## Task item
Return the full listing exactly as it is written.

## Material shown
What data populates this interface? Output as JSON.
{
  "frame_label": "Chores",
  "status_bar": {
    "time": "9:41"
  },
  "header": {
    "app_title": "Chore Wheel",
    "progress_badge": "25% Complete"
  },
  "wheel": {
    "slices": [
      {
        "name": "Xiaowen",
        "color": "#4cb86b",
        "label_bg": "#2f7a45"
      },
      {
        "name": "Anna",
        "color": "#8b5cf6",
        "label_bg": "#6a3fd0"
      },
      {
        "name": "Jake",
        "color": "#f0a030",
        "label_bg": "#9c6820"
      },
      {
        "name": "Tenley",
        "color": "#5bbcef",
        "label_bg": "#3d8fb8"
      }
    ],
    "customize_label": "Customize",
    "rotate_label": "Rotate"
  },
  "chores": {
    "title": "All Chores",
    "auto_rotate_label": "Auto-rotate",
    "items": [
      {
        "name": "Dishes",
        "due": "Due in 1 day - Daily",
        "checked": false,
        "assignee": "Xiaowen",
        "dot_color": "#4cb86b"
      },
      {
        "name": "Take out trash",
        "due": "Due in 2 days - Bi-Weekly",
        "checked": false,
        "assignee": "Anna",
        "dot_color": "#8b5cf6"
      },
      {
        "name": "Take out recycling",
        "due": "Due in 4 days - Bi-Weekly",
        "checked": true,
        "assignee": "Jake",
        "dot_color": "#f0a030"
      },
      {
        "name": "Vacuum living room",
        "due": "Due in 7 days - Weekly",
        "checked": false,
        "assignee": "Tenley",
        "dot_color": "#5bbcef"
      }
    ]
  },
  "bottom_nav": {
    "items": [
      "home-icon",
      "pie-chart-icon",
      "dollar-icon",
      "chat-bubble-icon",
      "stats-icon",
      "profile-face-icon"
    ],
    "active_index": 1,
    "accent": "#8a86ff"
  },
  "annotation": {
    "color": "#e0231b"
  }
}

## Finished exercise
What data populates this interface? Output as JSON.
{
  "frame_label": "Chores",
  "status_bar": {
    "time": "9:41"
  },
  "header": {
    "app_title": "Chore Wheel",
    "progress_badge": "25% Complete"
  },
  "wheel": {
    "slices": [
      {
        "name": "Xiaowen",
        "color": "#4cb86b",
        "label_bg": "#2f7a45"
      },
      {
        "name": "Anna",
        "color": "#8b5cf6",
        "label_bg": "#6a3fd0"
      },
      {
        "name": "Jake",
        "color": "#f0a030",
        "label_bg": "#9c6820"
      },
      {
        "name": "Tenley",
        "color": "#5bbcef",
        "label_bg": "#3d8fb8"
      }
    ],
    "customize_label": "Customize",
    "rotate_label": "Rotate"
  },
  "chores": {
    "title": "All Chores",
    "auto_rotate_label": "Auto-rotate",
    "items": [
      {
        "name": "Dishes",
        "due": "Due in 1 day - Daily",
        "checked": false,
        "assignee": "Xiaowen",
        "dot_color": "#4cb86b"
      },
      {
        "name": "Take out trash",
        "due": "Due in 2 days - Bi-Weekly",
        "checked": false,
        "assignee": "Anna",
        "dot_color": "#8b5cf6"
      },
      {
        "name": "Take out recycling",
        "due": "Due in 4 days - Bi-Weekly",
        "checked": true,
        "assignee": "Jake",
        "dot_color": "#f0a030"
      },
      {
        "name": "Vacuum living room",
        "due": "Due in 7 days - Weekly",
        "checked": false,
        "assignee": "Tenley",
        "dot_color": "#5bbcef"
      }
    ]
  },
  "bottom_nav": {
    "items": [
      "home-icon",
      "pie-chart-icon",
      "dollar-icon",
      "chat-bubble-icon",
      "stats-icon",
      "profile-face-icon"
    ],
    "active_index": 1,
    "accent": "#8a86ff"
  },
  "annotation": {
    "color": "#e0231b"
  }
}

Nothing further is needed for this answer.